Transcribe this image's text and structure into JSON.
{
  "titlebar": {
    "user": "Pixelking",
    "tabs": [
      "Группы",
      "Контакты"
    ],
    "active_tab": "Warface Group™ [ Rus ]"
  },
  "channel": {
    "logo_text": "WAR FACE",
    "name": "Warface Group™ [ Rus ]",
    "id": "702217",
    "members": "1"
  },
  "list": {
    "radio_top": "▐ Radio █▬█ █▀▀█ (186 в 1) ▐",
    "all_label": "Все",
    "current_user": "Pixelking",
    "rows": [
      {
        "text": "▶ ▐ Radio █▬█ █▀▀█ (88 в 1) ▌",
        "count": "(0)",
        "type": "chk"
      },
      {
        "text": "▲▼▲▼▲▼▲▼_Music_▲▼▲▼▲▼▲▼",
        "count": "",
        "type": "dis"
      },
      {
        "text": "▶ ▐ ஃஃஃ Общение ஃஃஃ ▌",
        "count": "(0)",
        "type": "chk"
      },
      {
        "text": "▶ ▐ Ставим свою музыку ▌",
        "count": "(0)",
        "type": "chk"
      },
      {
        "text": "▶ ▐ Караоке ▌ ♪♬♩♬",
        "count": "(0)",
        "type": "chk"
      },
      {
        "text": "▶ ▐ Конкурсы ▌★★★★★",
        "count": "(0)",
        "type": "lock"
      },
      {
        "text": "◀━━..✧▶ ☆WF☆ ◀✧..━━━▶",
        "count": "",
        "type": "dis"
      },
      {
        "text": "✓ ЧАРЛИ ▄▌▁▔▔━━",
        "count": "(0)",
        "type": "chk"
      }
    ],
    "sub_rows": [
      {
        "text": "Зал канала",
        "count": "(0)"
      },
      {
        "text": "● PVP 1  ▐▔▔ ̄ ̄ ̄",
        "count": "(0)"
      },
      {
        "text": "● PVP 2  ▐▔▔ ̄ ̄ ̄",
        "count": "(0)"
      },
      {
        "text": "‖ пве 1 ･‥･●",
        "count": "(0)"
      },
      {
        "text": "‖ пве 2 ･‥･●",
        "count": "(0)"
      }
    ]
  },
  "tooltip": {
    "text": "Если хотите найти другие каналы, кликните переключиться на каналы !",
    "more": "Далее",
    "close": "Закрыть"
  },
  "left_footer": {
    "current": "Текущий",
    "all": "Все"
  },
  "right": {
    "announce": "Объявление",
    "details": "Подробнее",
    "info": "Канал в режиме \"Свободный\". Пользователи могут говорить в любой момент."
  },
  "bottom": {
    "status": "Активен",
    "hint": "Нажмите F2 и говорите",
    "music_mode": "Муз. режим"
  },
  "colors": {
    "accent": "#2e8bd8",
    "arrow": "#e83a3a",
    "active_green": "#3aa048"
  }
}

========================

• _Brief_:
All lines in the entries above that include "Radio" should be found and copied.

• _Final answer_:
    "radio_top": "▐ Radio █▬█ █▀▀█ (186 в 1) ▐",
        "text": "▶ ▐ Radio █▬█ █▀▀█ (88 в 1) ▌",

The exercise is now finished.